__Directions for this task__. With no line omitted, restate the records below exactly as they appear.

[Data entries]

※

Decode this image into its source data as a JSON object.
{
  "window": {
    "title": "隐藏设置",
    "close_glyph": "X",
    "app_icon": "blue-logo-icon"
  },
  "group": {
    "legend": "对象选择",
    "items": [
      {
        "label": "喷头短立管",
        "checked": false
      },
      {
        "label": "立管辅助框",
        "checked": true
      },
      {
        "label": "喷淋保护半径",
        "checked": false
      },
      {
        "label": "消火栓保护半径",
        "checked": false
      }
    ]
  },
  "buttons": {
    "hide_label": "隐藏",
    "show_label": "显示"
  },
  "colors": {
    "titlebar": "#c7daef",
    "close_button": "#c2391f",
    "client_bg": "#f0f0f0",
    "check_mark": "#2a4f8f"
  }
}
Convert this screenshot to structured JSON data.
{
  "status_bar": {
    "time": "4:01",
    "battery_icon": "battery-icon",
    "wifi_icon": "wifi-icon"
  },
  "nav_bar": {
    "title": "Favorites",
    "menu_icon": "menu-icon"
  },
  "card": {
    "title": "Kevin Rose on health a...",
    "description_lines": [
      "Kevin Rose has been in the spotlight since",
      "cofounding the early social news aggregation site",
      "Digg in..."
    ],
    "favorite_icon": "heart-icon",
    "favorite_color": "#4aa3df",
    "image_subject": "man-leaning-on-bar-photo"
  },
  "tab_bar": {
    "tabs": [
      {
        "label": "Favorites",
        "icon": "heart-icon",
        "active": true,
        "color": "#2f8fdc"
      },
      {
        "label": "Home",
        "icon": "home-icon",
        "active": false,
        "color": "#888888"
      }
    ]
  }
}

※

__Output for this task__.
Decode this image into its source data as a JSON object.
{
  "window": {
    "title": "隐藏设置",
    "close_glyph": "X",
    "app_icon": "blue-logo-icon"
  },
  "group": {
    "legend": "对象选择",
    "items": [
      {
        "label": "喷头短立管",
        "checked": false
      },
      {
        "label": "立管辅助框",
        "checked": true
      },
      {
        "label": "喷淋保护半径",
        "checked": false
      },
      {
        "label": "消火栓保护半径",
        "checked": false
      }
    ]
  },
  "buttons": {
    "hide_label": "隐藏",
    "show_label": "显示"
  },
  "colors": {
    "titlebar": "#c7daef",
    "close_button": "#c2391f",
    "client_bg": "#f0f0f0",
    "check_mark": "#2a4f8f"
  }
}
Convert this screenshot to structured JSON data.
{
  "status_bar": {
    "time": "4:01",
    "battery_icon": "battery-icon",
    "wifi_icon": "wifi-icon"
  },
  "nav_bar": {
    "title": "Favorites",
    "menu_icon": "menu-icon"
  },
  "card": {
    "title": "Kevin Rose on health a...",
    "description_lines": [
      "Kevin Rose has been in the spotlight since",
      "cofounding the early social news aggregation site",
      "Digg in..."
    ],
    "favorite_icon": "heart-icon",
    "favorite_color": "#4aa3df",
    "image_subject": "man-leaning-on-bar-photo"
  },
  "tab_bar": {
    "tabs": [
      {
        "label": "Favorites",
        "icon": "heart-icon",
        "active": true,
        "color": "#2f8fdc"
      },
      {
        "label": "Home",
        "icon": "home-icon",
        "active": false,
        "color": "#888888"
      }
    ]
  }
}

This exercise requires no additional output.